The Federal Government on Monday said it was considering some measures, including temporary closure of a neighbouring country’s borders, to curb unbridled rice smuggling into Nigeria.
The Minister of Agriculture and Rural Development Chief Audu Ogbeh, disclosed this in Abuja while speaking with youths in a leadership clinic under the auspices of Guardians of the Nation International (GOTNI).
Ogbeh said that shutting the borders had become imperative in order to protect local rice farmers from the threats of smuggled rice and sustain the current efforts targeted at ensuring that Nigerians consume what is produced locally.
Specifically, the minister accused one of the nation’s neighbouring countries as undermining the efforts to achieve food security by engaging in reckless importation of the commodity in order to illegally smuggle it into Nigeria.

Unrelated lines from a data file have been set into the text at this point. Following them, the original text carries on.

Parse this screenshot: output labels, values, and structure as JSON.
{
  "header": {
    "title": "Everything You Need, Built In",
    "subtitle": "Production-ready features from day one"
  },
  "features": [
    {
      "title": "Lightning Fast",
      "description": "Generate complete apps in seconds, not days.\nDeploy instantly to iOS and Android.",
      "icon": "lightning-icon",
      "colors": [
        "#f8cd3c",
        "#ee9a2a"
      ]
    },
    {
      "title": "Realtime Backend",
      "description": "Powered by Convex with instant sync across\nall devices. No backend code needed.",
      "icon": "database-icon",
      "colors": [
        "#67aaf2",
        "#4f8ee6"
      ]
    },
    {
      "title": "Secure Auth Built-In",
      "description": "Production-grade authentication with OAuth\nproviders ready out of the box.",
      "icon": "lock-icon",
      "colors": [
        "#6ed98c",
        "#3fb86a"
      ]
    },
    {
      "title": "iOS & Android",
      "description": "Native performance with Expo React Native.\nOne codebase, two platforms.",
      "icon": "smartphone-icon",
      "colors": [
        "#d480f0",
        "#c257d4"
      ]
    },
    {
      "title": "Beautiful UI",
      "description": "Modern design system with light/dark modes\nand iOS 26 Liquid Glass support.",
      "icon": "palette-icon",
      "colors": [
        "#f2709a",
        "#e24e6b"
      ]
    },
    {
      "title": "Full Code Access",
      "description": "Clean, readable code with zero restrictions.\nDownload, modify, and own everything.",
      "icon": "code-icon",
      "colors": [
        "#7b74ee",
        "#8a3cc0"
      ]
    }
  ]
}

He said: “Our other problem is smuggling. As we speak, a neighbour of ours is importing more rice than China is importing. They do not eat parboiled rice, they eat white rice, they use their ports to try and damage our economy.
“I am telling you now because in a few days, you will hear the border has been shut, we are going to shut it to protect you, us and protect our economy. You will start seeing all sorts of negative things on the internet.
“Let me tell you why we need to shut the border, I grow rice, I was the first Nigerian to mill rice free of stones, if you plant rice in certain parcels of land, some poisonous materials gets into the rice. There are three kinds of water in their natural state; there is fresh water from the river, salt water from the sea, blackish water.
“If you go to the Delta in many countries, in South East Asia where they grow the rice, if you plant rice in the same place like four to six years continuously, the quantum of arsenic begins to increase and arsenic causes cancer and that is what they are dumping for us”, Ogbeh added.
The minister said that government, through nationwide rice farming programmes, had reduced rice importation by 95 per cent and increased the number of rice farmers from five million to 30 million in two years .
The President of GOTNI, Dr Linus Okorie, commended the minister for sharing prosperity experiences with the youth, noting that the leadership clinic is organised by GOTNI to expose young people to practical leadership principles for life success.
He assured that the group was committed to changing the narratives of poor leadership in the country by consciously developing the capacities of generational leaders.
Okorie clarified: “A lot of young people are asking questions, seeking answers to their questions, wish that they have an experienced person who will hold them by the hands and show them the way to achieve success.
“There are a few people that are readily available to do this; a lot of them are making decisions everyday on the basis of their limited exposure.
“If Nigeria must make progress, if we must consciously build the next generation of leaders then, we must expose these young people to experienced leaders that have gone ahead for a conscious transfer of knowledge and experiences”, he added.